• [Task instructions]
From the first record to the last, write each one out again exactly.

• [Records supplied]
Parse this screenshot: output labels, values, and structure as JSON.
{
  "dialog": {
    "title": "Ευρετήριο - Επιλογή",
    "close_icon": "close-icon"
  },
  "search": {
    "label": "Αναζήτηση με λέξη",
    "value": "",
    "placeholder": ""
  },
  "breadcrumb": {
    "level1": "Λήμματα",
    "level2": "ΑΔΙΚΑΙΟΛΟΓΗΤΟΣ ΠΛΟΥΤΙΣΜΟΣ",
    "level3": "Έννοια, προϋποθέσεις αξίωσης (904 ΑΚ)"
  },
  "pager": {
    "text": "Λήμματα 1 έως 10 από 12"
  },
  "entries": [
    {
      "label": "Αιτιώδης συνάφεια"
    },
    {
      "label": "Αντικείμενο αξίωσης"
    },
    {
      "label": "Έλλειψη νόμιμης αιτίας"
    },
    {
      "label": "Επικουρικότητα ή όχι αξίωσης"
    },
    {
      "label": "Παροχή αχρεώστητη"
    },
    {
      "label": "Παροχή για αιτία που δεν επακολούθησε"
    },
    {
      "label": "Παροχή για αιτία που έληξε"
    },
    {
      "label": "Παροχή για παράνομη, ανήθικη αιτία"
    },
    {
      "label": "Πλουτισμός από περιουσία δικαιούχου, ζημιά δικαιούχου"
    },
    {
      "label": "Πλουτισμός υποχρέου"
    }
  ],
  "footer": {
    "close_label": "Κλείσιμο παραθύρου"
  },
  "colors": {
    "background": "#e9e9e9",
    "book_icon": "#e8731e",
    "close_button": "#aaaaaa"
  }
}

• [Completed task]
Parse this screenshot: output labels, values, and structure as JSON.
{
  "dialog": {
    "title": "Ευρετήριο - Επιλογή",
    "close_icon": "close-icon"
  },
  "search": {
    "label": "Αναζήτηση με λέξη",
    "value": "",
    "placeholder": ""
  },
  "breadcrumb": {
    "level1": "Λήμματα",
    "level2": "ΑΔΙΚΑΙΟΛΟΓΗΤΟΣ ΠΛΟΥΤΙΣΜΟΣ",
    "level3": "Έννοια, προϋποθέσεις αξίωσης (904 ΑΚ)"
  },
  "pager": {
    "text": "Λήμματα 1 έως 10 από 12"
  },
  "entries": [
    {
      "label": "Αιτιώδης συνάφεια"
    },
    {
      "label": "Αντικείμενο αξίωσης"
    },
    {
      "label": "Έλλειψη νόμιμης αιτίας"
    },
    {
      "label": "Επικουρικότητα ή όχι αξίωσης"
    },
    {
      "label": "Παροχή αχρεώστητη"
    },
    {
      "label": "Παροχή για αιτία που δεν επακολούθησε"
    },
    {
      "label": "Παροχή για αιτία που έληξε"
    },
    {
      "label": "Παροχή για παράνομη, ανήθικη αιτία"
    },
    {
      "label": "Πλουτισμός από περιουσία δικαιούχου, ζημιά δικαιούχου"
    },
    {
      "label": "Πλουτισμός υποχρέου"
    }
  ],
  "footer": {
    "close_label": "Κλείσιμο παραθύρου"
  },
  "colors": {
    "background": "#e9e9e9",
    "book_icon": "#e8731e",
    "close_button": "#aaaaaa"
  }
}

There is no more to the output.